Exercise aim | For the entries that follow, tally the lines holding the string "Coordinate". Give the total and nothing else.

Data about app and page elements:
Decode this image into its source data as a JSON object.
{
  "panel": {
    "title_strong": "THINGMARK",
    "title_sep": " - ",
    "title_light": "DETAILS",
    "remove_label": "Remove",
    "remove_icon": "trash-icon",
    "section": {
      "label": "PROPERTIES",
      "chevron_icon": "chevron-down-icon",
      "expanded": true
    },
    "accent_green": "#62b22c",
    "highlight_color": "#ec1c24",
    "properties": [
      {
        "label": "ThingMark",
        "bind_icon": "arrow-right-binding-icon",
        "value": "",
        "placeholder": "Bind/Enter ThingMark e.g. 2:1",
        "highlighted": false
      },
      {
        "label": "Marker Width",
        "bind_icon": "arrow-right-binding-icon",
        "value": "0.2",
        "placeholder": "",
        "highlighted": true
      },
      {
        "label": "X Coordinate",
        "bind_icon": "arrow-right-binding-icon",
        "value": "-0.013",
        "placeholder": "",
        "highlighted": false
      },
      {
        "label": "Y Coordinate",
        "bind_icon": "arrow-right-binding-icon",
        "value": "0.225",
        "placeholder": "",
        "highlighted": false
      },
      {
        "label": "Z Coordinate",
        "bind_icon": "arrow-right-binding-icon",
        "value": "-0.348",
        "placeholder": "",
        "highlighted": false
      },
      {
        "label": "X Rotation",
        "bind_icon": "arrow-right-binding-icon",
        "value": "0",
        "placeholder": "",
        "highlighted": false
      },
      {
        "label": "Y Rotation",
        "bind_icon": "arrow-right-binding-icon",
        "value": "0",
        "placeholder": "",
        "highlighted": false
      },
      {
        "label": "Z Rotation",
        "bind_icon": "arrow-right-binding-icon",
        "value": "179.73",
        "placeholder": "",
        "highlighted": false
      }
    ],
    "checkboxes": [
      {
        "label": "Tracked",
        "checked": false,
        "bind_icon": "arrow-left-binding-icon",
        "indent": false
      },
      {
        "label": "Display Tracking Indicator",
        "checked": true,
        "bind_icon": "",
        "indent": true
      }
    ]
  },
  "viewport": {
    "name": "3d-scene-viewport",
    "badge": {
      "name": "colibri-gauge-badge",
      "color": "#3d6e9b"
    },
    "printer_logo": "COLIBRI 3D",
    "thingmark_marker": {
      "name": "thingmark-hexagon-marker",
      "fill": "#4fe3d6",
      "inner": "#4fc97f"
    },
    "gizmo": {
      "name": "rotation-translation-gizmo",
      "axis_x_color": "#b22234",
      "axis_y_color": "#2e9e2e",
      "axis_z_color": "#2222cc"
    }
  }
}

Written response | 3